At the time Tournant alleges Allianz first double-crossed him, the Criminal Division’s newly expanded lenience toward self-disclosing companies hadn’t yet been released. Yet DOJ corporate enforcement guidelines for years have dangled incentives for companies providing evidence of executives’ crimes.
Nina Marino said that over her 30 years in practice, on the occasions she’s dually represented individuals and their companies, she’s always seen prosecutors “immediately identify the potential conflict and request all waivers.”
That’s been the case for awhile, Marino said, but those calculations could become more difficult amid DOJ dialing up the voluntary disclosure policy. “So we’ll see if the government’s heightened pressure is followed by a heightened sense of ethical obligation as well,” she said.
The particulars of Tournant’s allegations won’t be present in many of the more routine complications attorneys say can arise from companies cooperating with corporate counsel.
In the more common scenarios, where employees are interviewed but not represented by their employers’ lawyers, the company retains the right to disclose communications to the government provided they informed the employee of this possibility.
It’s incumbent on the prosecutors and company attorneys to ensure sufficient separation exists between their probes, white-collar lawyers say.
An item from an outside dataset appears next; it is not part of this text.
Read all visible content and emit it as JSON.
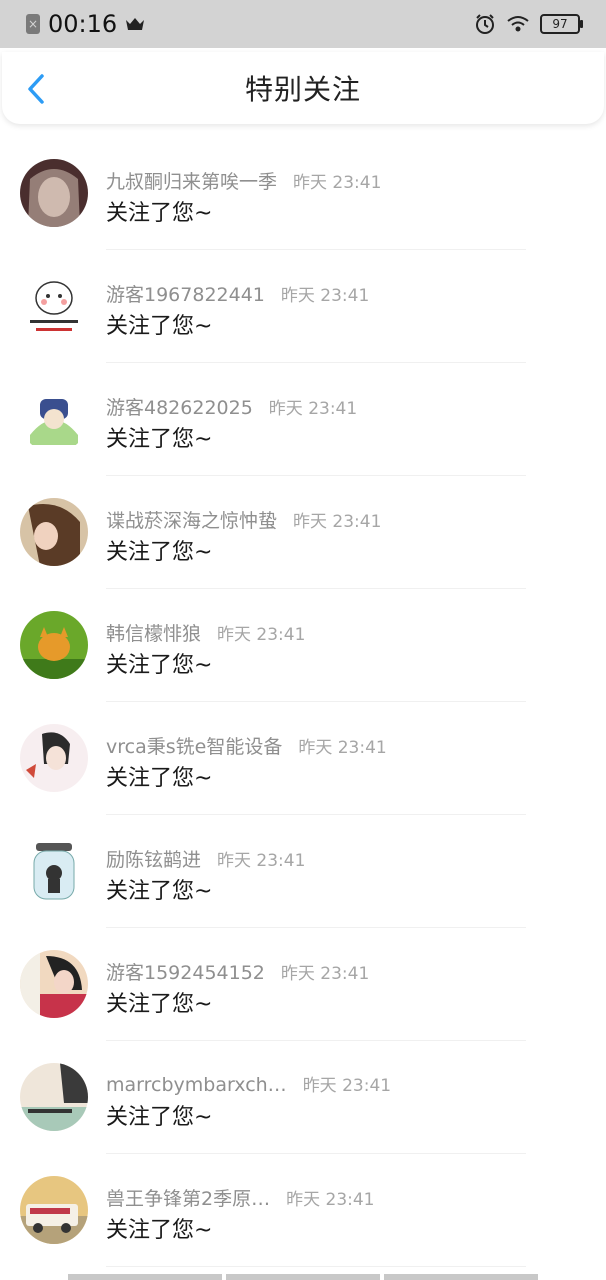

That’s because lawyers for individuals are increasingly making the argument that the company attorneys are an arm of the government, thereby violating the defendant’s constitutional rights.
Relying on the company’s assistance can provide significant benefits for the government as it strives to deter white-collar crime by putting more individuals in prison, rather than fining their companies.
“Private investigations—if they’re genuinely independent—are not subject to all the rules of criminal procedure that could tie the hands of a public prosecutor, including the fact that people have a right against self-incrimination when talking to a prosecutor but not when talking to the company lawyer,” said Jennifer Arlen, a New York University law professor who specializes in corporate crime enforcement.
Ensuring true independence means prosecutors can’t get overly involved in directing the company’s investigation, or else, as has happened in a few rare occasions, the court may hold that “the company’s lawyers were actually acting as an agent of the state,” Arlen said.
In practice, it can be tricky for prosecutors to keep a distance from the company’s probe, as they fear their case will get compromised depending on who represents the employees and whether the company pays for their counsel.
“That’s sort of a minefield,” said Daniel Levin, a former federal prosecutor in Los Angeles who’s now a partner at Munger, Tolles & Olson.
“It puts DOJ in a tough situation where they could see a prosecution potentially derailed over representation issues,” he said, “but they could see a prosecution collapse over them being too heavy handed in representation issues.”
To contact the reporter on this story:
To contact the editors responsible for this story: